# YOUR GOAL:
Find every line below where the word "Info" occurs, then give how many you found and nothing else.

** Opening MATERIALS PROVIDED block **

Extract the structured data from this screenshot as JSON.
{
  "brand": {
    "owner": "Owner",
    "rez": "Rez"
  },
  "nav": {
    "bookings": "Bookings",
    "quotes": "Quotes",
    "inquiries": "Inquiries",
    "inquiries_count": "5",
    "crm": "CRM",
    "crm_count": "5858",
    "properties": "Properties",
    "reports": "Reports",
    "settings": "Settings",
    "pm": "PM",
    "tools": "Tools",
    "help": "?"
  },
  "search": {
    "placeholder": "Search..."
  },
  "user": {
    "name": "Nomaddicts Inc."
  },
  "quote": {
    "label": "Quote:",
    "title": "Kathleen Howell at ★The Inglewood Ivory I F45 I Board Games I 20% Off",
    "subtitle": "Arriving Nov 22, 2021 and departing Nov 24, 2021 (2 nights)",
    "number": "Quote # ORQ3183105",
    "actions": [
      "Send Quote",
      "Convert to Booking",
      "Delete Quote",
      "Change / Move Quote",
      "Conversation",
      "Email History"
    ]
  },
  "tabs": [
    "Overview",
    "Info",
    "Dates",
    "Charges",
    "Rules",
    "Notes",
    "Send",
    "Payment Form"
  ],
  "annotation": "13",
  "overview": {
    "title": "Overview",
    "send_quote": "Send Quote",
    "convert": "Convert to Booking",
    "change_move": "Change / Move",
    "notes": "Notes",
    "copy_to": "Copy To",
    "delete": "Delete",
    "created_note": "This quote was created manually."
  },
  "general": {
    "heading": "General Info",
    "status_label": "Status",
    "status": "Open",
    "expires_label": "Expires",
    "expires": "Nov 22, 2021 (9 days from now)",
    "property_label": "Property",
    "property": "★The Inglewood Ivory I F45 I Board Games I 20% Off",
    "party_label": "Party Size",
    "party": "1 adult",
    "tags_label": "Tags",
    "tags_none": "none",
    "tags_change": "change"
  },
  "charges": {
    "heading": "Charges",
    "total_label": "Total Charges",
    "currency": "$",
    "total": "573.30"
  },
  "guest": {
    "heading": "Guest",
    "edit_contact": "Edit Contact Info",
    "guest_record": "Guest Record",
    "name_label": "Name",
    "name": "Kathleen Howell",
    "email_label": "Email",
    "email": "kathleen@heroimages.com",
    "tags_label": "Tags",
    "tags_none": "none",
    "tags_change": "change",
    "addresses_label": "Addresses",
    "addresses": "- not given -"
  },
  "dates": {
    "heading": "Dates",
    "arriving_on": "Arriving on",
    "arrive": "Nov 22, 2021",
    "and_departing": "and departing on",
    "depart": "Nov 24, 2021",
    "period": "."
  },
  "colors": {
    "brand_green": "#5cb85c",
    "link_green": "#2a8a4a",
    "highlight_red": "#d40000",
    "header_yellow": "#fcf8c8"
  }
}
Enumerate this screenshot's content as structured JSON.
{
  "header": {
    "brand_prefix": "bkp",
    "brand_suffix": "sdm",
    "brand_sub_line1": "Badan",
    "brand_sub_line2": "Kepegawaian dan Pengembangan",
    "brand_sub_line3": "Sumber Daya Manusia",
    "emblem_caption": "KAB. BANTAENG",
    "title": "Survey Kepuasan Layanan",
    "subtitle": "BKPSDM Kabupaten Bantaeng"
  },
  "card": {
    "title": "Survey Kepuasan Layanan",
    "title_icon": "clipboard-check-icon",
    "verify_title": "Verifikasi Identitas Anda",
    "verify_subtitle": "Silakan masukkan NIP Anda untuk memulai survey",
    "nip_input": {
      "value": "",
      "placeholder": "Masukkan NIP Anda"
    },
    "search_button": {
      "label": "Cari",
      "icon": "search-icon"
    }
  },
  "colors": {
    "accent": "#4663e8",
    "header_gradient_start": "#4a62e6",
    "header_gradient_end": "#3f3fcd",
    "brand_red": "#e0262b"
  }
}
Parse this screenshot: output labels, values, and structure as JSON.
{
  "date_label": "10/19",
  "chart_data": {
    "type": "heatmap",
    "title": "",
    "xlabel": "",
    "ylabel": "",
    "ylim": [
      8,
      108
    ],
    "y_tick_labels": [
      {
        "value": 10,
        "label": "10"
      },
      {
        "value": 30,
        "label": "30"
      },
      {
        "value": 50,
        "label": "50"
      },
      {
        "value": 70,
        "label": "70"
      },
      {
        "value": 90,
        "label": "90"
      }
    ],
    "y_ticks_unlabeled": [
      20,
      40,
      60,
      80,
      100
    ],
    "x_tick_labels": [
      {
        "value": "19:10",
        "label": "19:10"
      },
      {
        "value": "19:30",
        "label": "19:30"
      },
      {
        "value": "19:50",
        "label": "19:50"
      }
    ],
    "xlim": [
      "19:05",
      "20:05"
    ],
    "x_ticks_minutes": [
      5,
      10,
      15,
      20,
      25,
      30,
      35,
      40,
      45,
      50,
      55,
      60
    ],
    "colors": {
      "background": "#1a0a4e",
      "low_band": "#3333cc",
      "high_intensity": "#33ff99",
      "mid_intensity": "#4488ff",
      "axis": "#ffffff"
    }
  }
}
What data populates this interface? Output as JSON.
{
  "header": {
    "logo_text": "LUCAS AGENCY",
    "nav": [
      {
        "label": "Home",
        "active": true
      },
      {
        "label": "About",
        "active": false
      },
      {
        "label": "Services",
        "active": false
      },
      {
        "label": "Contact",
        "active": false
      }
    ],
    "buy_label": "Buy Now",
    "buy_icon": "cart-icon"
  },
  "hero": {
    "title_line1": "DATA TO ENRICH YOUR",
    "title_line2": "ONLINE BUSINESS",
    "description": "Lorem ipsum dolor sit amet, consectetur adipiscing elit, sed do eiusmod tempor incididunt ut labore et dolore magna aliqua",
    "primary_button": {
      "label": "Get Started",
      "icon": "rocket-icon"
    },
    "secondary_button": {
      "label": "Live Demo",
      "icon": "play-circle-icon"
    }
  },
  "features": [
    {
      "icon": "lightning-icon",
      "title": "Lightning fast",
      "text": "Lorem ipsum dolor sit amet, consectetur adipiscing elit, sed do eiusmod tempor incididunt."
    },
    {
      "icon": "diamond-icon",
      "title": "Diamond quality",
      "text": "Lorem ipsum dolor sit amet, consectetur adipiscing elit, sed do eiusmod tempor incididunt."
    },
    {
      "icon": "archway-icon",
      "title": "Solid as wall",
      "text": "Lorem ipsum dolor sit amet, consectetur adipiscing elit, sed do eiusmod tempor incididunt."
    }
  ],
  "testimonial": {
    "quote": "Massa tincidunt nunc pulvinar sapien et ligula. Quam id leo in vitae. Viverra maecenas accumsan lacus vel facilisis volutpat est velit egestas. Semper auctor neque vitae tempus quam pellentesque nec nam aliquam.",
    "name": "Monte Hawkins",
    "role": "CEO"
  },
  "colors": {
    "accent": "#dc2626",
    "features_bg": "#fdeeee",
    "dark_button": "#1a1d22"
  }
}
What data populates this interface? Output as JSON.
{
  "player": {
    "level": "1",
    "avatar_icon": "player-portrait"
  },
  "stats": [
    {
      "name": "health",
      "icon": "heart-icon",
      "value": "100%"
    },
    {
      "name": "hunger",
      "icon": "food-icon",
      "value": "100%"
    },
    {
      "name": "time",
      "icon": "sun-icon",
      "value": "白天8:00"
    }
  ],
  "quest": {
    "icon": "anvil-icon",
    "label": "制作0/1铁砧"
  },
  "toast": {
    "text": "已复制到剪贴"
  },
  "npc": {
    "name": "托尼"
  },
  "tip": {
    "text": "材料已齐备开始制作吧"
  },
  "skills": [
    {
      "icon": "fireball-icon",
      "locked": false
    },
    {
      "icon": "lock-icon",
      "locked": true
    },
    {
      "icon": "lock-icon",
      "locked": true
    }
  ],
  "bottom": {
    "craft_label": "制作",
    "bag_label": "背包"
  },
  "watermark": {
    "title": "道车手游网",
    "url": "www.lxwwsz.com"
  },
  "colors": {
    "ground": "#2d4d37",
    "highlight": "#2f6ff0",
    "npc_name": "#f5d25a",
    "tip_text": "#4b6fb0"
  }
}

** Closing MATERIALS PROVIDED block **

# SOLUTION TO THIS TASK:
3